In retrospect, the decision to gorge myself last night at Blue Plate was maybe not the greatest, since my stomach is now expecting that level of fullness. But here was my modest breakfast:

A tortilla tided me over for some heavy-lifting helping my friends move in the afternoon.

As with booze, the first casualty of low blood-sugar for me has been sound decision-making. Had I not been shaky after yoga and lifting furniture, I probably wouldn’t have run the two blocks for the bus, slipped on dog shit, and shattered my phone on the sidewalk. I’m sure it was a sight for anyone with the fortune to be walking on South Van Ness at the time.
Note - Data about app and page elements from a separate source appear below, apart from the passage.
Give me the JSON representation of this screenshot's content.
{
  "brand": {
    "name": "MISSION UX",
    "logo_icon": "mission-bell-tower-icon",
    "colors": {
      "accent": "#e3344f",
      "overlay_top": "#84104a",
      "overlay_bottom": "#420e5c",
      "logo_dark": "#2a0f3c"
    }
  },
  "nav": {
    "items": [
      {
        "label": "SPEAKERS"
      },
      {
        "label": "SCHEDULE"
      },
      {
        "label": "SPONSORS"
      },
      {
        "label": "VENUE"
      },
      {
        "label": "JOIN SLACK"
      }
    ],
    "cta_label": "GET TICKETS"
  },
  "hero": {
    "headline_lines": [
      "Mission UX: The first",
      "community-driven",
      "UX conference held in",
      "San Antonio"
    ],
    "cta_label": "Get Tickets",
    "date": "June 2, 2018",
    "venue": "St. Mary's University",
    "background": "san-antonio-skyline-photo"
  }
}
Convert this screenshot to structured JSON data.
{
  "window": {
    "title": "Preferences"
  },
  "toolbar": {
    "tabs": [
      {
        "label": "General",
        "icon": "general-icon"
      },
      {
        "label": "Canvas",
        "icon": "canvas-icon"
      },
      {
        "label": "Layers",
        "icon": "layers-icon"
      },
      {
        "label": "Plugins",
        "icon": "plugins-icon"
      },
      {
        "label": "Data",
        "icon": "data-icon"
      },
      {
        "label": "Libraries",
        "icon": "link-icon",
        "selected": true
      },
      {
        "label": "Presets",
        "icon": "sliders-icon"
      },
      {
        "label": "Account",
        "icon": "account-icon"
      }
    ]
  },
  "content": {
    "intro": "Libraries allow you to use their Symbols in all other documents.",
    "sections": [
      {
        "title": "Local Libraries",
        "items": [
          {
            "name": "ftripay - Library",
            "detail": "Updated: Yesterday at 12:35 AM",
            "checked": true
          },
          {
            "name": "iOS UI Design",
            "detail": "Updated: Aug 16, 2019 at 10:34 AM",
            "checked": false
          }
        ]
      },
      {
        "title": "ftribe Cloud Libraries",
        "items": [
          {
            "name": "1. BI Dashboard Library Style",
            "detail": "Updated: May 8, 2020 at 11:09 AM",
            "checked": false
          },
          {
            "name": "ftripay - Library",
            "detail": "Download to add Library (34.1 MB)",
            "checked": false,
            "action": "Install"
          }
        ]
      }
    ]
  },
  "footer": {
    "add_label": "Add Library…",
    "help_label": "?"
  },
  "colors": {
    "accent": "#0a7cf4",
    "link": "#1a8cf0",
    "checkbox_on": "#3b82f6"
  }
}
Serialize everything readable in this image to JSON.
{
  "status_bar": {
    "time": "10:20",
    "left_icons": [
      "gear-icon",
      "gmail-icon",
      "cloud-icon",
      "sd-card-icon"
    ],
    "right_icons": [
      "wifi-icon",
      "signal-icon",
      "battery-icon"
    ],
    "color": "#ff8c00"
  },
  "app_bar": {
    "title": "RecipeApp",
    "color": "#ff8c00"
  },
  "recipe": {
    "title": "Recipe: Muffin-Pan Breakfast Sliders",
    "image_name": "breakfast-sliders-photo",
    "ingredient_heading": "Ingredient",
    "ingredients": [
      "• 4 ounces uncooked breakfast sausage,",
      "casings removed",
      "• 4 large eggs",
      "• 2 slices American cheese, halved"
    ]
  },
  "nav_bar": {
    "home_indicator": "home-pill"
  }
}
I’m fortunate enough to have a very loving supportive partner who grilled me a cheese and cleaned the poop off my shoe the minute I walked in the door, down-trodden and smelling like shit. The grilled cheese was my hero, crumbs and all, I ate it too fast to capture its glory on film, though I’m learning to savor.

I’m skeptical about this three meals a day thing.


Karen said...

I laughed out loud at your $26 basket of food. I'm participating the the challenge too and I'm sorry that you had such a rough first day. Tomorrow will be better I'm sure.

Heather_B said...

SO much better. Thanks Karen! Ugh, your cooking is totally drool-worthy. Nice work.

tpaperny said...

So glad you're doing this! Yes that Bernal grocery store is just obscene when you come to really compare prices. Reminds me of the time MZP foiled a whole box of eggs whilst attempting to poach them. I've had similarly shitty poaching luck recently.

Here's to your poaching future successes!

Anonymous said...

Preparing for The Hunger Challenge is making me think about our food spending habits. I was going to point out that a pound of dry pintos can be had for $1.50. But then you have to add some flavoring and, as you've said, spend a lot of time--chopping onions, garlic, etc. So maybe the can of beans is a better deal for the circumstances...surprising.

Odd that a pound of pinto beans in the Mexican food section of corporate grocery store costs less than a different brand on the bean row.

We did a big shopping trip just before the Food Challenge began and are working our way through the fresh items before starting the restricted diet, but we have had two low-budget meals per day and are gearing up to begin a week-long regimen of the real deal. - Fay